When it comes to creepy creatures, Pennsylvania doesn't hold a candle to other parts of the country. The Pacific Northwest has Bigfoot, New Mexico has space aliens and Puerto Rico is home to the fearsome chupacabra, a grotesque monster that supposedly sucks the blood out of livestock.
What Pennsylvania does have, however, is a seemingly endless fascination with mountain lions. Call it the Nittany Lion effect, but it's clear there are thousands of residents who truly believe there are cougars among us.
Of course, unlike Bigfoot, the Loch Ness Monster and other legends relegated to cryptozoology, mountain lions are very real animals that can be found in many areas of North America. There's just no good reason to believe they really exist in Penn's Woods.
Pennsylvania's last known pair of wild mountain lions was killed near Lock Haven, Clinton County, in 1871. A mountain lion was killed by a hunter in Potter County in 1967, but the commission said that animal was an escaped pet.
Still, the overwhelming absence of proof has done little to discourage residents from submitting dozens of mountain lion sightings to the Pennsylvania Game Commission each year. Cal DuBrock, director of the commission's Bureau of Wildlife Management, said the number of reports seems to have hit an all-time high in recent months.

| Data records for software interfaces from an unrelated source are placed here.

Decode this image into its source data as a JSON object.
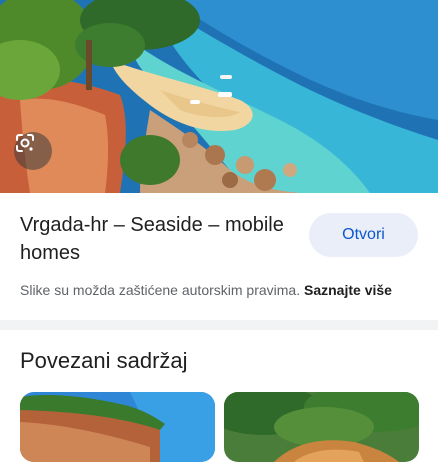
{
  "result": {
    "title": "Vrgada-hr – Seaside – mobile homes",
    "open_label": "Otvori",
    "copyright_text": "Slike su možda zaštićene autorskim pravima.",
    "learn_more_label": "Saznajte više"
  },
  "related": {
    "heading": "Povezani sadržaj"
  },
  "icons": {
    "lens": "google-lens-icon"
  }
}
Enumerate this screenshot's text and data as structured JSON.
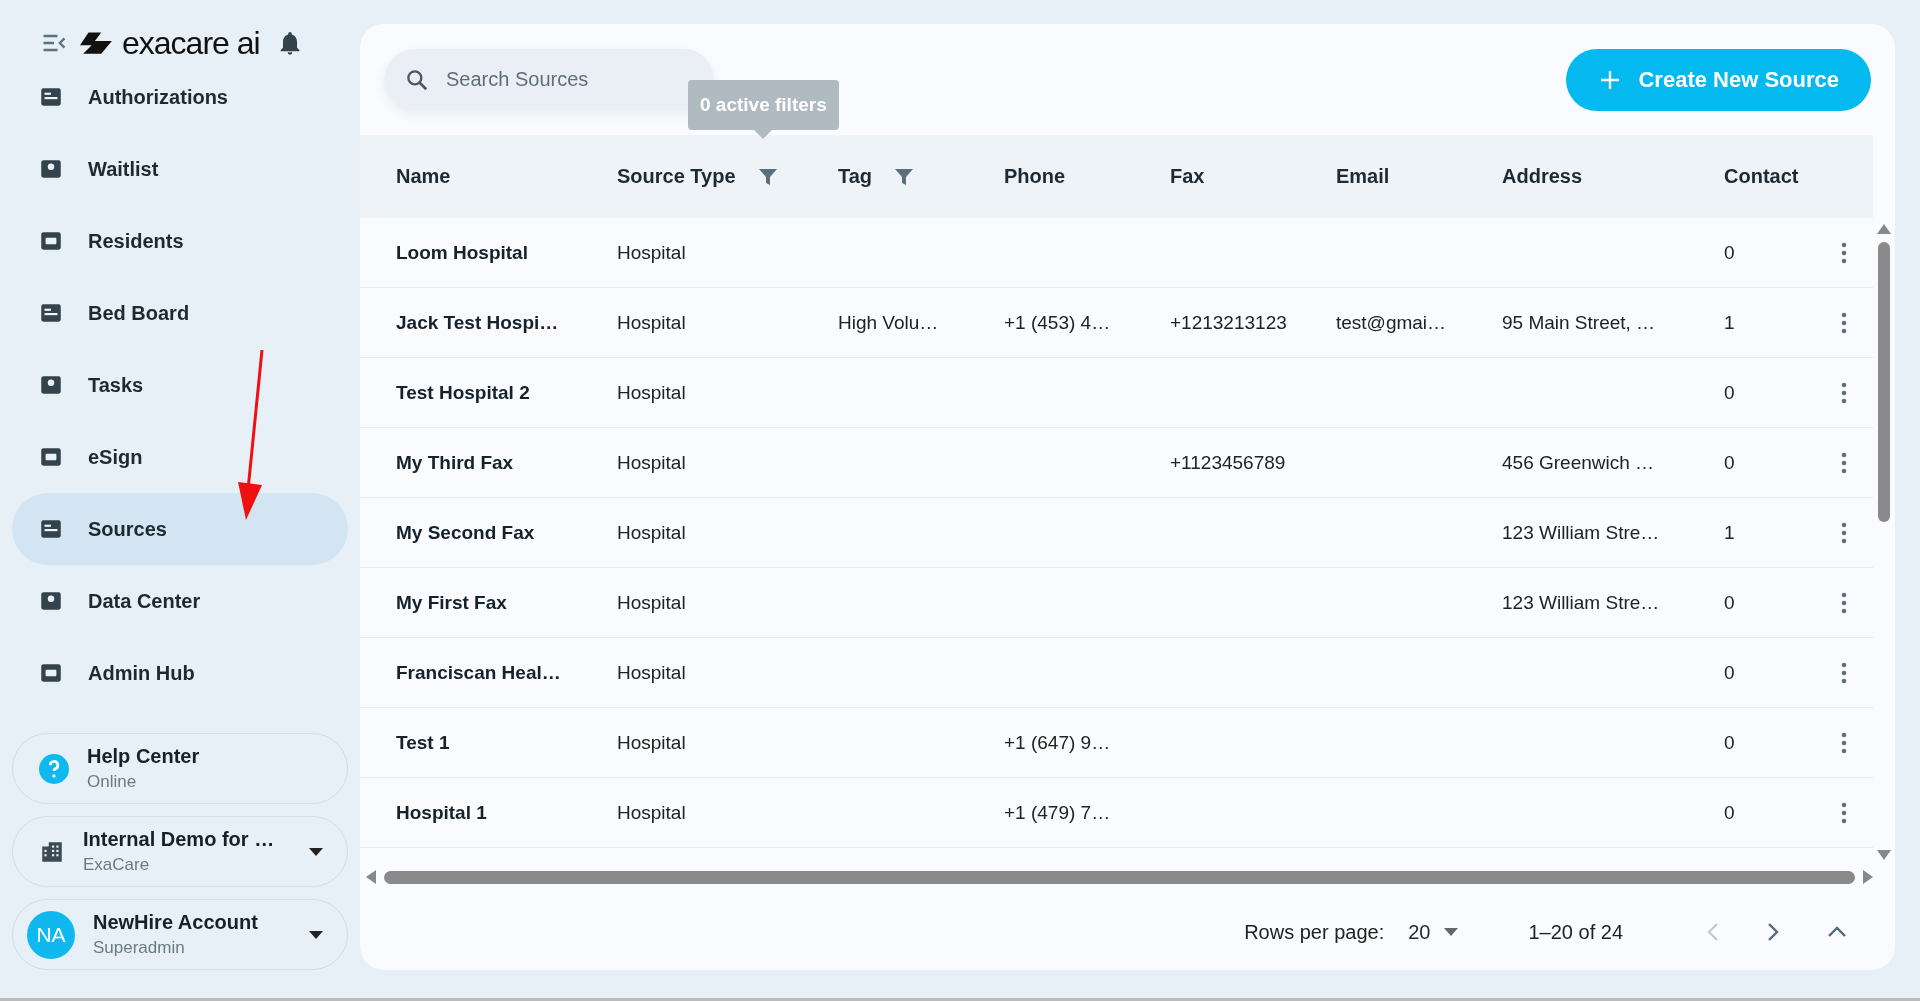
{
  "sidebar": {
    "logo": "exacare ai",
    "nav_items": [
      {
        "label": "Authorizations",
        "selected": false
      },
      {
        "label": "Waitlist",
        "selected": false
      },
      {
        "label": "Residents",
        "selected": false
      },
      {
        "label": "Bed Board",
        "selected": false
      },
      {
        "label": "Tasks",
        "selected": false
      },
      {
        "label": "eSign",
        "selected": false
      },
      {
        "label": "Sources",
        "selected": true
      },
      {
        "label": "Data Center",
        "selected": false
      },
      {
        "label": "Admin Hub",
        "selected": false
      }
    ],
    "help": {
      "title": "Help Center",
      "status": "Online"
    },
    "organization": {
      "name": "Internal Demo for …",
      "company": "ExaCare"
    },
    "account": {
      "initials": "NA",
      "name": "NewHire Account",
      "role": "Superadmin"
    }
  },
  "toolbar": {
    "search": {
      "placeholder": "Search Sources"
    },
    "tooltip": "0 active filters",
    "create_button": "Create New Source"
  },
  "table": {
    "columns": [
      {
        "label": "Name",
        "filter": false
      },
      {
        "label": "Source Type",
        "filter": true
      },
      {
        "label": "Tag",
        "filter": true
      },
      {
        "label": "Phone",
        "filter": false
      },
      {
        "label": "Fax",
        "filter": false
      },
      {
        "label": "Email",
        "filter": false
      },
      {
        "label": "Address",
        "filter": false
      },
      {
        "label": "Contact",
        "filter": false
      }
    ],
    "rows": [
      {
        "name": "Loom Hospital",
        "source_type": "Hospital",
        "tag": "",
        "phone": "",
        "fax": "",
        "email": "",
        "address": "",
        "contacts": "0"
      },
      {
        "name": "Jack Test Hospi…",
        "source_type": "Hospital",
        "tag": "High Volu…",
        "phone": "+1 (453) 4…",
        "fax": "+1213213123",
        "email": "test@gmai…",
        "address": "95 Main Street, …",
        "contacts": "1"
      },
      {
        "name": "Test Hospital 2",
        "source_type": "Hospital",
        "tag": "",
        "phone": "",
        "fax": "",
        "email": "",
        "address": "",
        "contacts": "0"
      },
      {
        "name": "My Third Fax",
        "source_type": "Hospital",
        "tag": "",
        "phone": "",
        "fax": "+1123456789",
        "email": "",
        "address": "456 Greenwich …",
        "contacts": "0"
      },
      {
        "name": "My Second Fax",
        "source_type": "Hospital",
        "tag": "",
        "phone": "",
        "fax": "",
        "email": "",
        "address": "123 William Stre…",
        "contacts": "1"
      },
      {
        "name": "My First Fax",
        "source_type": "Hospital",
        "tag": "",
        "phone": "",
        "fax": "",
        "email": "",
        "address": "123 William Stre…",
        "contacts": "0"
      },
      {
        "name": "Franciscan Heal…",
        "source_type": "Hospital",
        "tag": "",
        "phone": "",
        "fax": "",
        "email": "",
        "address": "",
        "contacts": "0"
      },
      {
        "name": "Test 1",
        "source_type": "Hospital",
        "tag": "",
        "phone": "+1 (647) 9…",
        "fax": "",
        "email": "",
        "address": "",
        "contacts": "0"
      },
      {
        "name": "Hospital 1",
        "source_type": "Hospital",
        "tag": "",
        "phone": "+1 (479) 7…",
        "fax": "",
        "email": "",
        "address": "",
        "contacts": "0"
      }
    ]
  },
  "pagination": {
    "rows_per_page_label": "Rows per page:",
    "rows_per_page": "20",
    "range": "1–20 of 24",
    "previous_disabled": true,
    "next_disabled": false
  }
}
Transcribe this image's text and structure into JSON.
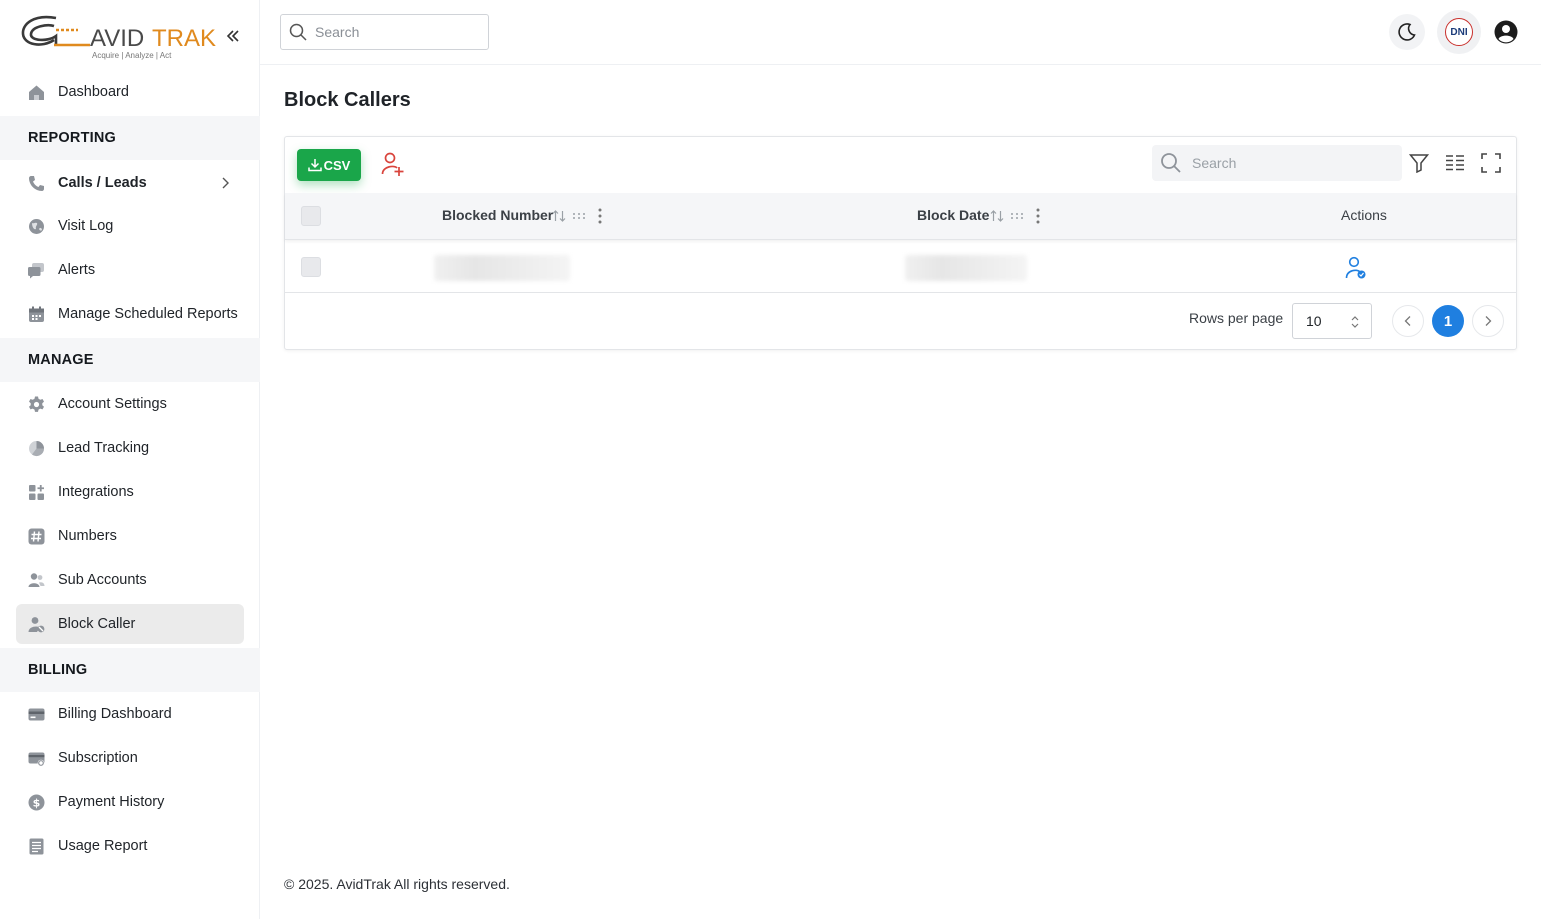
{
  "brand": {
    "name_prefix": "AVID",
    "name_suffix": "TRAK",
    "tagline": "Acquire | Analyze | Act",
    "accent_color": "#e08a1e"
  },
  "sidebar": {
    "dashboard": {
      "label": "Dashboard",
      "icon": "home-icon"
    },
    "sections": {
      "reporting": "REPORTING",
      "manage": "MANAGE",
      "billing": "BILLING"
    },
    "reporting_items": [
      {
        "label": "Calls / Leads",
        "icon": "phone-icon"
      },
      {
        "label": "Visit Log",
        "icon": "globe-icon"
      },
      {
        "label": "Alerts",
        "icon": "chat-icon"
      },
      {
        "label": "Manage Scheduled Reports",
        "icon": "calendar-icon"
      }
    ],
    "manage_items": [
      {
        "label": "Account Settings",
        "icon": "gear-icon"
      },
      {
        "label": "Lead Tracking",
        "icon": "pie-icon"
      },
      {
        "label": "Integrations",
        "icon": "grid-plus-icon"
      },
      {
        "label": "Numbers",
        "icon": "hash-icon"
      },
      {
        "label": "Sub Accounts",
        "icon": "users-icon"
      },
      {
        "label": "Block Caller",
        "icon": "user-block-icon"
      }
    ],
    "billing_items": [
      {
        "label": "Billing Dashboard",
        "icon": "card-icon"
      },
      {
        "label": "Subscription",
        "icon": "subscription-icon"
      },
      {
        "label": "Payment History",
        "icon": "dollar-icon"
      },
      {
        "label": "Usage Report",
        "icon": "report-icon"
      }
    ],
    "active_item": "Block Caller"
  },
  "header": {
    "search_placeholder": "Search",
    "dni_label": "DNI"
  },
  "main": {
    "page_title": "Block Callers",
    "toolbar": {
      "csv_label": "CSV",
      "search_placeholder": "Search"
    },
    "table": {
      "columns": [
        "Blocked Number",
        "Block Date",
        "Actions"
      ],
      "rows": [
        {
          "blocked_number": "",
          "block_date": ""
        }
      ]
    },
    "pagination": {
      "rows_per_page_label": "Rows per page",
      "rows_per_page_value": "10",
      "current_page": "1"
    }
  },
  "footer": {
    "text": "© 2025. AvidTrak All rights reserved."
  },
  "colors": {
    "csv_green": "#1aa64a",
    "add_user_red": "#d9443c",
    "action_blue": "#1f7fe0",
    "page_active": "#1f7fe0"
  }
}
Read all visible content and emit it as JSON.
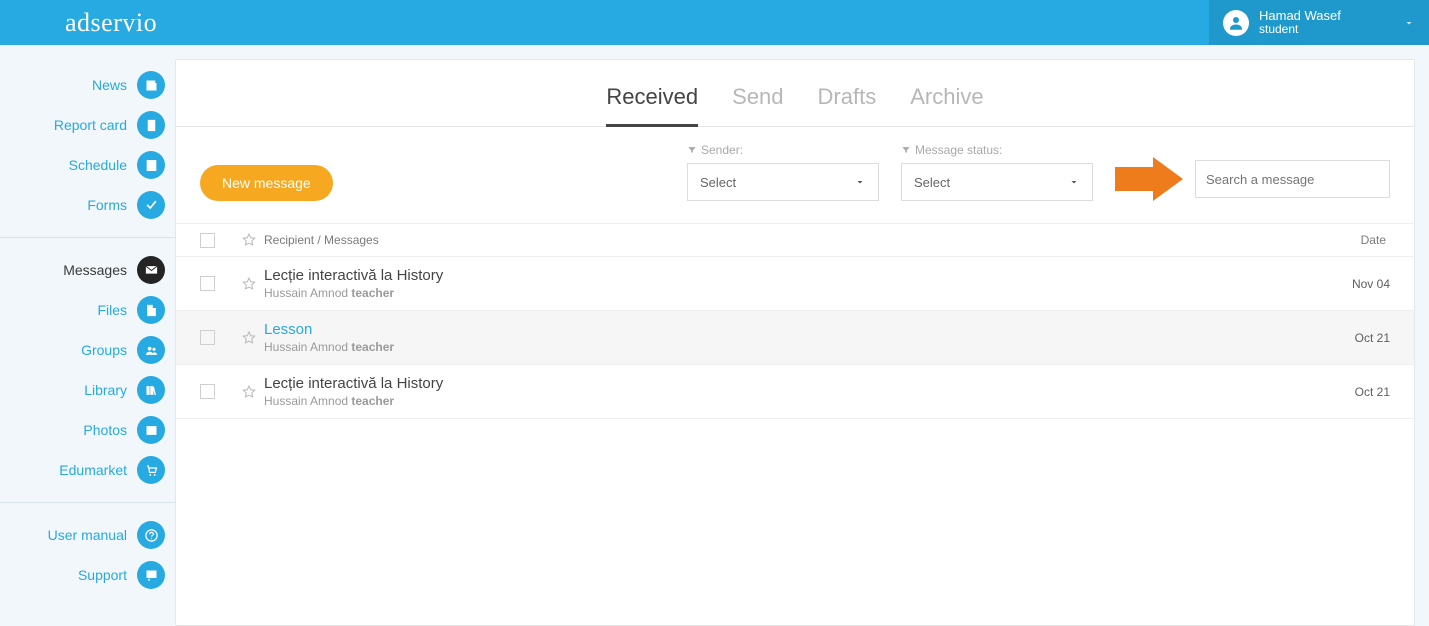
{
  "brand": "adservio",
  "user": {
    "name": "Hamad Wasef",
    "role": "student"
  },
  "sidebar": {
    "group1": [
      {
        "label": "News",
        "icon": "news"
      },
      {
        "label": "Report card",
        "icon": "report"
      },
      {
        "label": "Schedule",
        "icon": "schedule"
      },
      {
        "label": "Forms",
        "icon": "forms"
      }
    ],
    "group2": [
      {
        "label": "Messages",
        "icon": "messages",
        "active": true
      },
      {
        "label": "Files",
        "icon": "files"
      },
      {
        "label": "Groups",
        "icon": "groups"
      },
      {
        "label": "Library",
        "icon": "library"
      },
      {
        "label": "Photos",
        "icon": "photos"
      },
      {
        "label": "Edumarket",
        "icon": "cart"
      }
    ],
    "group3": [
      {
        "label": "User manual",
        "icon": "help"
      },
      {
        "label": "Support",
        "icon": "support"
      }
    ]
  },
  "tabs": [
    "Received",
    "Send",
    "Drafts",
    "Archive"
  ],
  "active_tab": "Received",
  "new_message_label": "New message",
  "filters": {
    "sender_label": "Sender:",
    "status_label": "Message status:",
    "select_text": "Select"
  },
  "search_placeholder": "Search a message",
  "list_header": {
    "recipient": "Recipient / Messages",
    "date": "Date"
  },
  "messages": [
    {
      "subject": "Lecție interactivă la History",
      "from_name": "Hussain Amnod",
      "from_role": "teacher",
      "date": "Nov 04",
      "hover": false
    },
    {
      "subject": "Lesson",
      "from_name": "Hussain Amnod",
      "from_role": "teacher",
      "date": "Oct 21",
      "hover": true
    },
    {
      "subject": "Lecție interactivă la History",
      "from_name": "Hussain Amnod",
      "from_role": "teacher",
      "date": "Oct 21",
      "hover": false
    }
  ]
}
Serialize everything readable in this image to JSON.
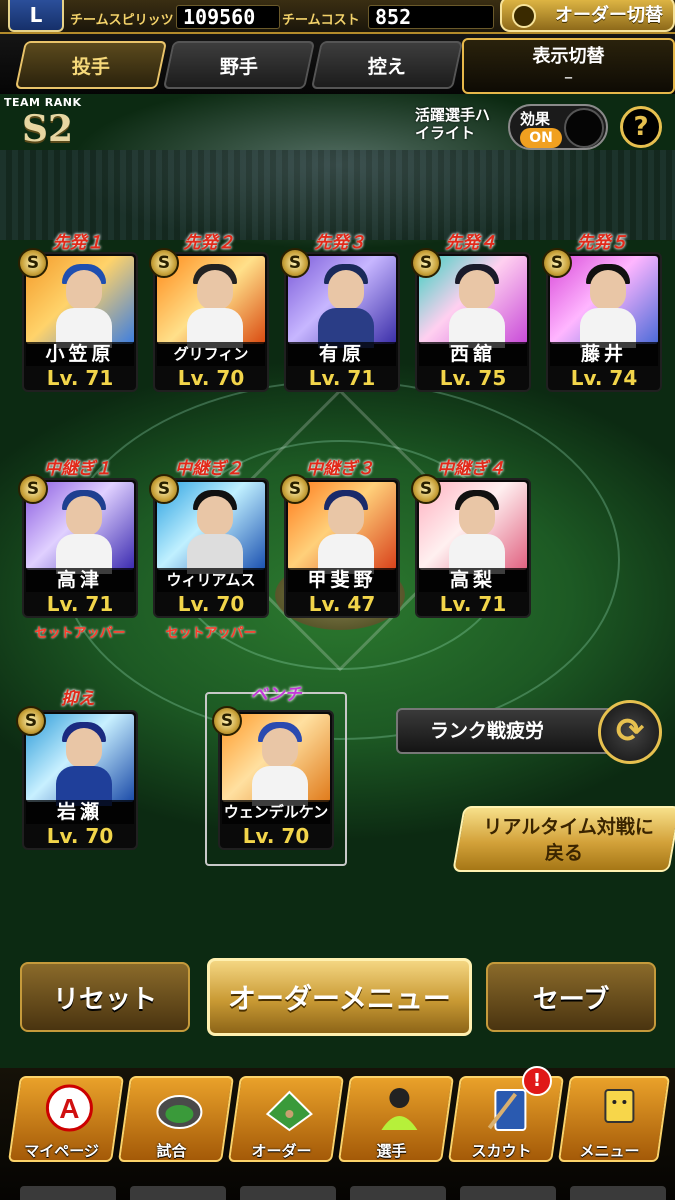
{
  "header": {
    "team_logo": "L",
    "team_spirits_label": "チームスピリッツ",
    "team_spirits_value": "109560",
    "team_cost_label": "チームコスト",
    "team_cost_value": "852",
    "order_switch_label": "オーダー切替"
  },
  "tabs": [
    {
      "label": "投手",
      "active": true
    },
    {
      "label": "野手",
      "active": false
    },
    {
      "label": "控え",
      "active": false
    }
  ],
  "display_toggle": {
    "title": "表示切替",
    "value": "–"
  },
  "team_rank": {
    "label": "TEAM RANK",
    "value": "S2"
  },
  "highlight": {
    "label": "活躍選手ハイライト",
    "effect_label": "効果",
    "effect_state": "ON"
  },
  "help_label": "?",
  "starters": [
    {
      "position": "先発１",
      "name": "小笠原",
      "level": "Lv. 71",
      "badge": "S"
    },
    {
      "position": "先発２",
      "name": "グリフィン",
      "level": "Lv. 70",
      "badge": "S"
    },
    {
      "position": "先発３",
      "name": "有原",
      "level": "Lv. 71",
      "badge": "S"
    },
    {
      "position": "先発４",
      "name": "西舘",
      "level": "Lv. 75",
      "badge": "S"
    },
    {
      "position": "先発５",
      "name": "藤井",
      "level": "Lv. 74",
      "badge": "S"
    }
  ],
  "relievers": [
    {
      "position": "中継ぎ１",
      "name": "高津",
      "level": "Lv. 71",
      "badge": "S",
      "role": "セットアッパー"
    },
    {
      "position": "中継ぎ２",
      "name": "ウィリアムス",
      "level": "Lv. 70",
      "badge": "S",
      "role": "セットアッパー"
    },
    {
      "position": "中継ぎ３",
      "name": "甲斐野",
      "level": "Lv. 47",
      "badge": "S",
      "role": ""
    },
    {
      "position": "中継ぎ４",
      "name": "高梨",
      "level": "Lv. 71",
      "badge": "S",
      "role": ""
    }
  ],
  "closer": {
    "position": "抑え",
    "name": "岩瀬",
    "level": "Lv. 70",
    "badge": "S"
  },
  "bench": {
    "position": "ベンチ",
    "name": "ウェンデルケン",
    "level": "Lv. 70",
    "badge": "S"
  },
  "rank_fatigue_label": "ランク戦疲労",
  "return_button": {
    "line1": "リアルタイム対戦に",
    "line2": "戻る"
  },
  "actions": {
    "reset": "リセット",
    "order_menu": "オーダーメニュー",
    "save": "セーブ"
  },
  "nav": [
    {
      "label": "マイページ",
      "icon": "mypage-icon"
    },
    {
      "label": "試合",
      "icon": "stadium-icon"
    },
    {
      "label": "オーダー",
      "icon": "order-icon"
    },
    {
      "label": "選手",
      "icon": "player-icon"
    },
    {
      "label": "スカウト",
      "icon": "scout-icon"
    },
    {
      "label": "メニュー",
      "icon": "menu-icon"
    }
  ],
  "notification_badge": "!",
  "colors": {
    "accent_gold": "#e6c04f",
    "position_red": "#e22a1a",
    "level_yellow": "#f2d54a"
  }
}
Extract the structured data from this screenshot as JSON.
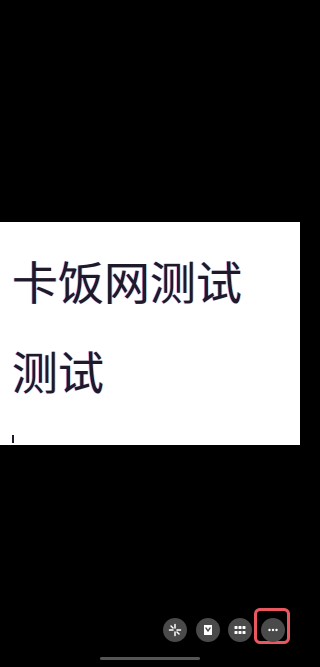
{
  "image_viewer": {
    "lines": [
      "卡饭网测试",
      "测试"
    ]
  },
  "toolbar": {
    "buttons": [
      {
        "icon": "sparkle-icon"
      },
      {
        "icon": "download-icon"
      },
      {
        "icon": "grid-icon"
      },
      {
        "icon": "more-icon",
        "highlighted": true
      }
    ]
  },
  "colors": {
    "background": "#000000",
    "panel": "#ffffff",
    "text": "#1e1a2a",
    "button": "#4a4a4a",
    "highlight": "#e8585e"
  }
}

"I can't recall a time when we've had more," DuBrock said. "Yet we don't have a carcass in hand or any tangible evidence."
DuBrock said the commission has always investigated mountain lion sightings. But up until now, the agency didn't have an official protocol for responding to them, keeping track of how many reports were received or where they came from.
Starting this month, commission officials who respond to mountain lion reports will collect a standard set of information, including eyewitness accounts, photographs, videos and any physical evidence such as hair, tracks and scat.
"We'll be able to quantify the reports, and, in a sense, qualify them," DuBrock said.
Just because the commission has developed a standard method for tracking lion sightings doesn't mean officials believe the animals are here. In fact, DuBrock said the new procedures were created largely out of frustration about how much time agency employees have wasted following up reports that lead nowhere.
In the past, the commission has received photographs, videotapes, tracks and scat from a variety of animals — including bobcats, housecats, foxes, fishers, coyotes and bears — that people thought were mountain lions.
Despite that, commission officials don't completely rule out the possibility that a mountain lion or two may be roaming around out there. But if they are, officials can't understand why a cougar hasn't been shot or killed on a highway.
In Florida, for example, where a remnant population of about 100 endangered panthers remains, as many as 10 of the big cats are struck by vehicles each year. And here in Pennsylvania, DuBrock said, between 100 and 200 bobcats are road-killed each year, along with more than 300 bears.
"People must be scarfing up the mountain lions when they're hit," DuBrock joked.
All kidding aside, DuBrock said he believes the commission's new methods will go a long way to either debunking the mountain lion myth or collecting the kind of hard evidence that has been so elusive for so long.
"We're not looking for more accounts. We're looking for more credible accounts," DuBrock said. "There are some who are attempting to perpetuate a hoax, but there are many people of high integrity who are seeing something ."
Determining exactly what, however, often proves impossible.
"Sometimes," DuBrock said, "you just feel like you're chasing the wind."